Their need for comfort from the people they love and care for the most leads them to do whatever it takes, so they might be accepted. Along with being mentally isolated from the other characters in the play these women are also physically isolated and intellectually isolated from everyone. Part of the reason these women were so severely isolated from other characters is because they lived in the Elizabethan period. During the Elizabethan era women were raised to believe that they were second- rate citizens. To ensure that people continued to believe this concept the church used this verse from the bible as proof “woman in her greatest perfection was made to serve and obey man.” This belief put women in a state of being mentally isolated from men.
There was a Pakistani girl named Malala Yousafzai who got hurt for saying that women deserve an education in her country. She didn’t care if that’s what her society thought to be acceptable, she knew it wasn’t right and so she rebelled against the whole idea of it. She survived her injuries, and now she protests for women to have a better education. There are a lot of women all over the world just like her that rebel against society’s view of women. In the story, the Awakening, Edna also rebelled against society by freely expressing herself.

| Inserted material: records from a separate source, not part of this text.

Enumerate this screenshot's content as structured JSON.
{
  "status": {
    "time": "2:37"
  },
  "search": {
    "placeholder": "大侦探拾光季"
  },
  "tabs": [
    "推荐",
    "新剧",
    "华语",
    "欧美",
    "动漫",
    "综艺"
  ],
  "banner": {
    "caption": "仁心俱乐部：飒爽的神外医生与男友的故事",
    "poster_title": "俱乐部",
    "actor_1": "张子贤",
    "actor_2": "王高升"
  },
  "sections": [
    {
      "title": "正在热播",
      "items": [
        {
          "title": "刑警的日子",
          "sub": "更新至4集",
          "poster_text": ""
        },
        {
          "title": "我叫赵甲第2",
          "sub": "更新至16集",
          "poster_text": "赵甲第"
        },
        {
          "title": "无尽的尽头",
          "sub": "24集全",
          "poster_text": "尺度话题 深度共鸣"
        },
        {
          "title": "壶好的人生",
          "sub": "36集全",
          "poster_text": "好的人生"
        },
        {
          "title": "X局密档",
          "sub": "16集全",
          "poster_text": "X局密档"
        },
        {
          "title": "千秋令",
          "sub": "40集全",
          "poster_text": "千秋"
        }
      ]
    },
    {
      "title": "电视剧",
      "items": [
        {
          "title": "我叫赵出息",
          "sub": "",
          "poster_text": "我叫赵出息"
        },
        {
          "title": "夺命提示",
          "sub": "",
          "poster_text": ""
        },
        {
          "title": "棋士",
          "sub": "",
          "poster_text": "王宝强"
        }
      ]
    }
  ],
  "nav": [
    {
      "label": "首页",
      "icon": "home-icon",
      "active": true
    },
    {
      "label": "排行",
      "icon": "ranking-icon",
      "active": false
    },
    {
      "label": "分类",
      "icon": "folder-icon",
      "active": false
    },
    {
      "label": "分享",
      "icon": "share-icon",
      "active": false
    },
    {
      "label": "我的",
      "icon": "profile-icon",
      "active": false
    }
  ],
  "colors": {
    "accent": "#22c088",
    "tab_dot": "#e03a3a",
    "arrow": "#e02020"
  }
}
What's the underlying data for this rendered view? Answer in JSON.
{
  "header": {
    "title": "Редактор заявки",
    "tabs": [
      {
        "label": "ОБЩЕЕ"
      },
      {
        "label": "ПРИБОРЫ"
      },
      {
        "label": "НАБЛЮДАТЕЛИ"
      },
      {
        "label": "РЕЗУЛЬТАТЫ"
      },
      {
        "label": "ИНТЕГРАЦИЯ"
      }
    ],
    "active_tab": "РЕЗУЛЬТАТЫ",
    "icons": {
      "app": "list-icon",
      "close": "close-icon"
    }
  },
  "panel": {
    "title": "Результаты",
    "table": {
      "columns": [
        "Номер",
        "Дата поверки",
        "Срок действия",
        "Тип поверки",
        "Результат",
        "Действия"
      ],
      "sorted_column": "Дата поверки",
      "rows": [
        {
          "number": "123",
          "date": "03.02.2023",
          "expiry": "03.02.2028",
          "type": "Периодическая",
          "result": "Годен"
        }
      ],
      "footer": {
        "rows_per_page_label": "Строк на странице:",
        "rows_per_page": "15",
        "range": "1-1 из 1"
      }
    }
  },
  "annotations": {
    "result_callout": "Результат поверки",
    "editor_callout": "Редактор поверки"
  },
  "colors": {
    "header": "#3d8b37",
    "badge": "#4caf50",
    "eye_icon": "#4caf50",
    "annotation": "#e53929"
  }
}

While Wollstonecraft talks about co-education, one can infer that women are at least educated on a basic level. Pizan lives in a society where royalty is still prevalent and societies’ thinking is very narrow. The era that Pizan lives in is very uneducated and women are looked as not having a life unless it benefits the man. Although Wollstonecraft parallels to that in a way, one can tell that women have a greater importance in her time period. Many debates have happened whether or not these women approach feminism for their time period.
Textual Analysis – Gender Roles & Polygamy in the Novel “Sister Wife” Over the course of history women have not always been depicted as strong and powerful figures in literary text. This unfortunately happens to be a reflection of history itself. Women have struggled for arguably all of humanity to be considered as equals to their male counterparts. Although polygamy is painted to be a degrading and offensive practice for women, it still holds the same aspects in a monogamous marriage such as love, respect and a good support structure that traditional monogamous families have. As some Mormon women feel indifferent to being in a plural marriage, most feel as if it is obligatory and a part of their duty to follow their religious and spiritual beliefs as a way to successfully reach salvation.
In the Gupta society, the women also were forced to be much more trapped than in any other societies. Families who preserved their families honor by protecting the girls virginity, ultimately would ensure a good husband, from a better family then their own. Girls were also kept confined and unsocial which Clay explains when she writes, " ... it was perceived that young brides could be more easily socialized to remain docile and loyal to their husbands and in-laws, even in abusive situations"(Clay 71). This trend of women now being kept away only for her husband seems unfathomable, but for many young girls it was their
The Awakening During the time in which “The Awakening” was written, the expectations of women and the limitations of law allowed them little or no independence. Women were expected to perform the social role of a doting wife and mother. As one of these women, Edna has little or no opportunity to express herself in the ways that she wanted to. It’s as though she is trapped in world where she doesn’t belong and can’t find any escape. She feels obligated to her husband and children.
In order to understand her anger one must understand her upbringing as she stated “I come from a country where there is no size for women’s clothes”. In many of the Arab countries that have Muslim women. The men do not choose their wife or women by what they wear, but rather how well that women is able to bare a son/child. In other words the shortness of a women’s dress should not determine a women’s beauty nor should the size, in the eyes of the author. Many of the people listed by the saleslady were and are professional models, whom are idealized by the general public.
As I stated earlier I am a single mom so I feel like I should be treated the same as the next person. I think that if I have the same education as someone else I should get the same benefits and pay as they do. One of the sentences from this chapter did however make me very angry; “Frustrated women talk about how, once they came back from maternity leave, colleagues began to treat them as unreliable and unpromotable-almost willfully overlooking and evidence of productivity.” Just because a person has a child does not mean that their brain is no longer any good, what do people think that the baby ate her brain? I think that being aware of the unjust sexiest stereotypes that are happening in my work force will help me achieve more. What I mean when I say this is that if I am aware of something I will know how to handle it better.
Like many feminist writer, Cockerline focuses her emphasis on how social norm discriminate women by inhibit their job opportunities. Throughout the history, social norm restricts women’s power by only allow them to contribute to certain job tasks such as maid, cook, and house keeper. In the beginning of the story, Elizabeth’s father “refuses[s] to pay her school fees” since “his wife had finally birthed a son” directly supports the idea that men are more superior to women. Since education is one of the key elements that lead to better chances of having a job, the narrator eliminates this opportunity to contribute to Elizabeth’s misfortune. Furthermore, the narrator indicates “[i]t can be a hard place for a
She did not understand what truly was going on. Pakistanis believe that females do not have a large role in life. Pakistani females are only woman in their cultural, and their job is producing many sons for their husbands. The girl cried as Fallaci tried to talk to her, because she was scared. The young girl had never seen her so-to-be husband; she had never talked to him, or even touched him.